The Spitting Post
A twisted nightmare through a demented world of macabre misfortune.
Vincent Carpenter's life is a wreck. He has given up his dreams. He has lost his job after an economic disaster. His ten-year marriage is crumbling. Then he awakens in a maniacal land of frighteningly vivid realism with skull trees, glowing forests, ravenous beasts, and other psychologically haunting adversity.
While traveling through this demented unearthly world, he has a chance encounter with a beautiful maiden dressed in green; before he can start a conversation, she disappears into the unknown. Vincent must try to find her at a fantastical place known as the Spitting Post. But first he must overcome many macabre misfortunes and face nightmares that question his sanity. Will he reach her? What will the Spitting Post reveal? Will he suffer more disappointment and tragedy? Or will he find peace at last?
I was lost in thought when again I heard the
violin's call. It was close this time—too close. I stopped
and surveyed the land with terrified eyes, growing more
anxious with each passing note. The ambient tune
working itself into a manic frenzy. Can't they shut up?
With that racket the beast would find us, and I knew
what would happen when it did. There would be no
more violin playing for that musician, and I would
never find The Green Maiden.
I scanned the countryside for the insane violinist
and spotted him on a small hill just to my right. When I
saw his ghastly appearance, I almost wished I hadn't

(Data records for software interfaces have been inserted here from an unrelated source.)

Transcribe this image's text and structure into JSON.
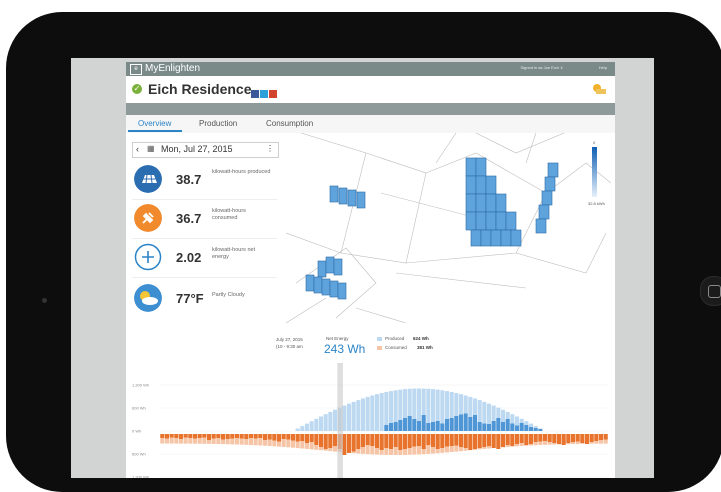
{
  "app": {
    "brand": "MyEnlighten",
    "logo_glyph": "e",
    "signed_in": "Signed in as Joe Eich ∨",
    "help": "Help"
  },
  "site": {
    "title": "Eich Residence"
  },
  "tabs": [
    {
      "label": "Overview",
      "active": true
    },
    {
      "label": "Production",
      "active": false
    },
    {
      "label": "Consumption",
      "active": false
    }
  ],
  "date_nav": {
    "prev": "‹",
    "calendar_icon": "calendar-icon",
    "date": "Mon, Jul 27, 2015",
    "next": "⋮"
  },
  "stats": [
    {
      "icon": "solar-panel-icon",
      "color": "#2b6db1",
      "value": "38.7",
      "unit": "kilowatt-hours produced"
    },
    {
      "icon": "plug-icon",
      "color": "#f08a2c",
      "value": "36.7",
      "unit": "kilowatt-hours consumed"
    },
    {
      "icon": "plus-icon",
      "color": "#2b84c6",
      "value": "2.02",
      "unit": "kilowatt-hours net energy"
    },
    {
      "icon": "partly-cloudy-icon",
      "color": "#9bc6e8",
      "value": "77°F",
      "unit": "Partly Cloudy"
    }
  ],
  "map": {
    "scale_top": "0",
    "scale_bottom": "32.8 kWh",
    "scale_color_top": "#0f5fb3",
    "scale_color_bottom": "#e7f1fb"
  },
  "summary": {
    "date": "July 27, 2015",
    "time": "(10 - 9:30 am",
    "net_label": "Net Energy",
    "net_value": "243 Wh",
    "produced_label": "Produced",
    "produced_value": "624 Wh",
    "consumed_label": "Consumed",
    "consumed_value": "381 Wh"
  },
  "colors": {
    "produced": "#4f96d6",
    "produced_light": "#bcd9f1",
    "consumed": "#e8732c",
    "consumed_light": "#f6c4a6",
    "accent": "#2b84c6"
  },
  "chart_data": {
    "type": "bar",
    "y_ticks": [
      "1,200 Wh",
      "600 Wh",
      "0 Wh",
      "600 Wh",
      "1,200 Wh"
    ],
    "ylim": [
      -1200,
      1200
    ],
    "bars": 96,
    "series": [
      {
        "name": "Produced",
        "values": [
          0,
          0,
          0,
          0,
          0,
          0,
          0,
          0,
          0,
          0,
          0,
          0,
          0,
          0,
          0,
          0,
          0,
          0,
          0,
          0,
          0,
          0,
          0,
          0,
          0,
          0,
          0,
          0,
          0,
          0,
          0,
          0,
          0,
          0,
          0,
          0,
          0,
          0,
          0,
          0,
          0,
          0,
          0,
          0,
          0,
          0,
          0,
          0,
          120,
          160,
          180,
          220,
          260,
          300,
          240,
          200,
          320,
          160,
          180,
          200,
          150,
          240,
          260,
          300,
          330,
          350,
          280,
          320,
          180,
          150,
          140,
          200,
          260,
          180,
          240,
          150,
          110,
          160,
          120,
          80,
          60,
          40,
          0,
          0,
          0,
          0,
          0,
          0,
          0,
          0,
          0,
          0,
          0,
          0,
          0,
          0
        ]
      },
      {
        "name": "Consumed",
        "values": [
          -80,
          -90,
          -70,
          -80,
          -100,
          -70,
          -80,
          -90,
          -80,
          -70,
          -120,
          -90,
          -80,
          -110,
          -100,
          -90,
          -80,
          -90,
          -100,
          -80,
          -90,
          -80,
          -120,
          -110,
          -130,
          -150,
          -100,
          -110,
          -130,
          -150,
          -140,
          -180,
          -160,
          -220,
          -260,
          -300,
          -280,
          -240,
          -300,
          -420,
          -380,
          -350,
          -300,
          -260,
          -220,
          -240,
          -280,
          -320,
          -280,
          -300,
          -260,
          -320,
          -300,
          -280,
          -250,
          -240,
          -300,
          -220,
          -260,
          -300,
          -280,
          -250,
          -240,
          -230,
          -260,
          -280,
          -320,
          -300,
          -280,
          -260,
          -240,
          -280,
          -300,
          -260,
          -220,
          -240,
          -200,
          -180,
          -220,
          -200,
          -160,
          -150,
          -140,
          -160,
          -180,
          -200,
          -220,
          -180,
          -160,
          -150,
          -180,
          -200,
          -160,
          -140,
          -120,
          -110
        ]
      }
    ],
    "area_produced_peak": 850,
    "area_consumed_peak": -420
  }
}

found him. He was a stout man dressed in total
blackness with a red violin resting against his shoulder.
His skin was a brilliant white, as white as a bed sheet.
On his head was a black top hat, and he wore a twisted

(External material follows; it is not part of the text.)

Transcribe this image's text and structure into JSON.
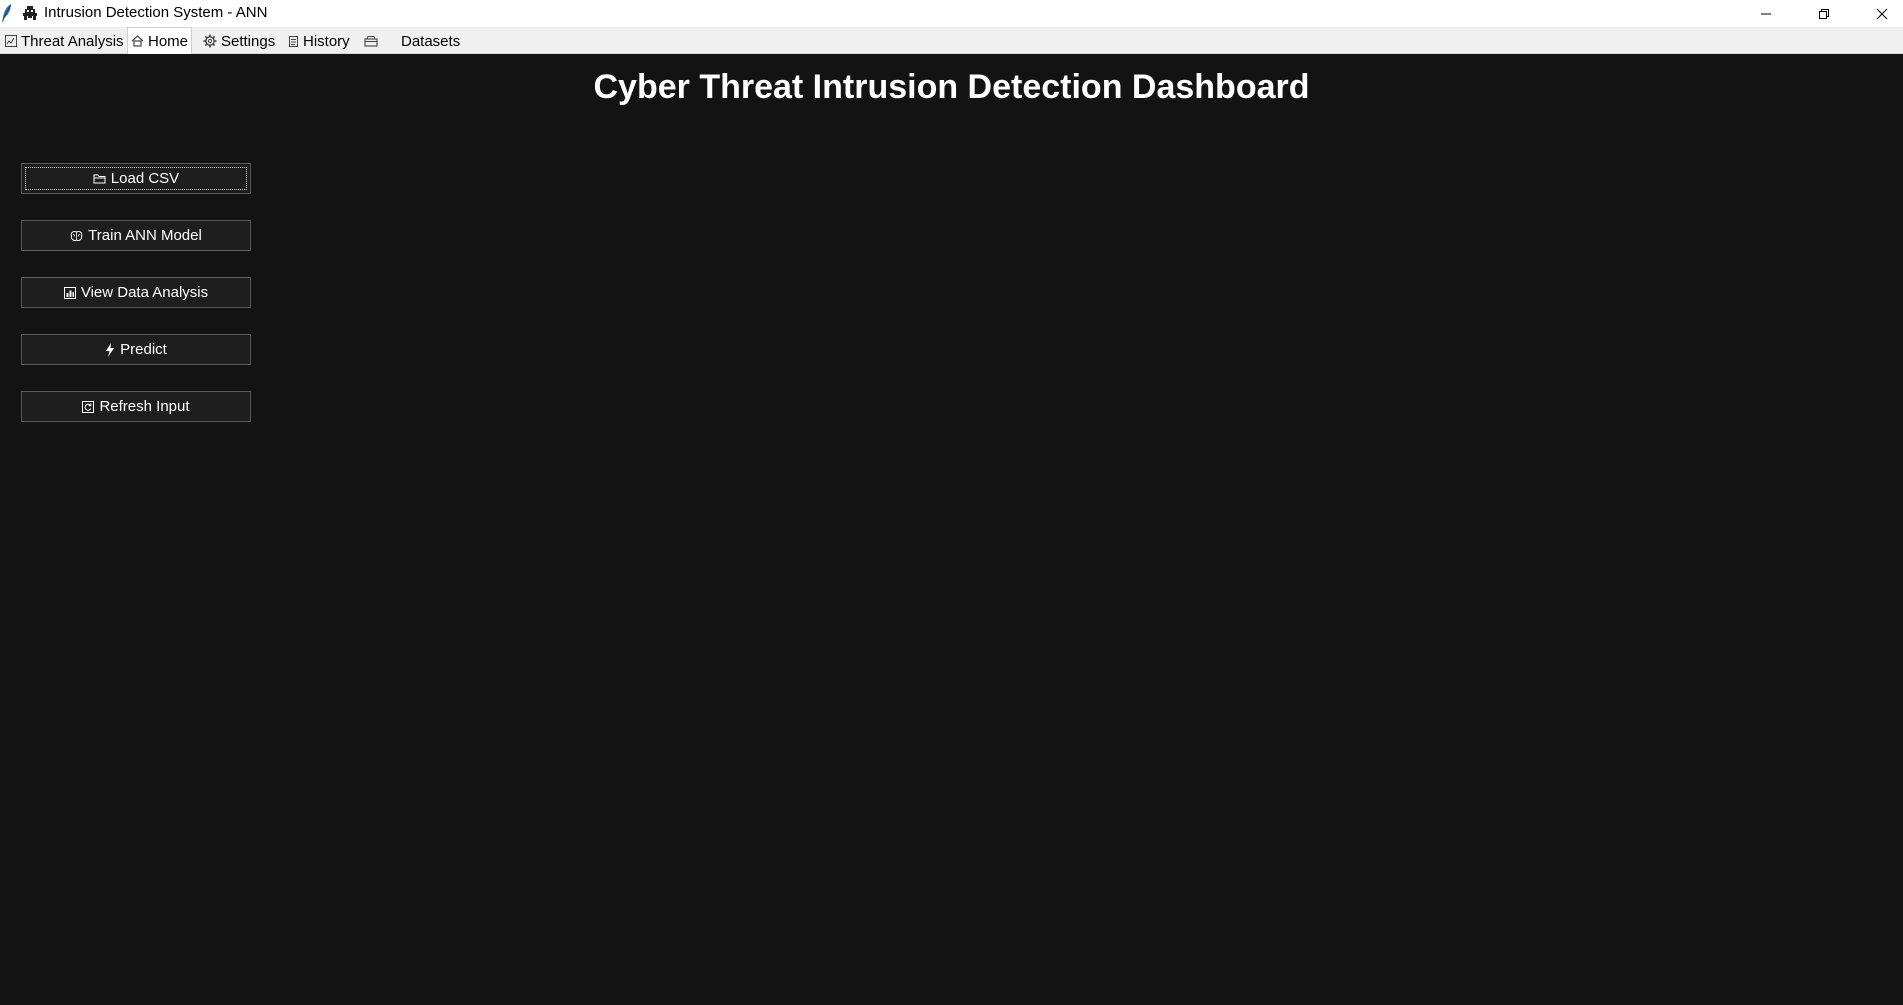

grin on his porcelain face.
"What are you doing?" I yelled. "It will hear us!"
The man said nothing and kept playing his
"Are you crazy?"
The man opened his mouth wide and without

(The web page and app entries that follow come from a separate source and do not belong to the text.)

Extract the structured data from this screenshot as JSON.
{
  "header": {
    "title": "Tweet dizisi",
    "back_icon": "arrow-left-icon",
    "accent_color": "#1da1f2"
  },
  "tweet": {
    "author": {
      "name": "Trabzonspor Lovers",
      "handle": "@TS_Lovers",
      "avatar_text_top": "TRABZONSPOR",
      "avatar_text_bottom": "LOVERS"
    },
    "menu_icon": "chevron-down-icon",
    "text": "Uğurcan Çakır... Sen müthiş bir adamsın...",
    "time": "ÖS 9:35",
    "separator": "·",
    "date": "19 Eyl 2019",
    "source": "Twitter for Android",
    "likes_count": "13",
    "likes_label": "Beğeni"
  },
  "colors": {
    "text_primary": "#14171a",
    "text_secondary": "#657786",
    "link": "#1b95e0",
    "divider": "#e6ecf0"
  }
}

moving his lips, he said, "Precisely."
Then he began to cry tears of blood, yet still he
played. The blood rolled down his face and pooled on
the grass. Then I came to a grotesque realization. He
was not playing for amusement; he was calling the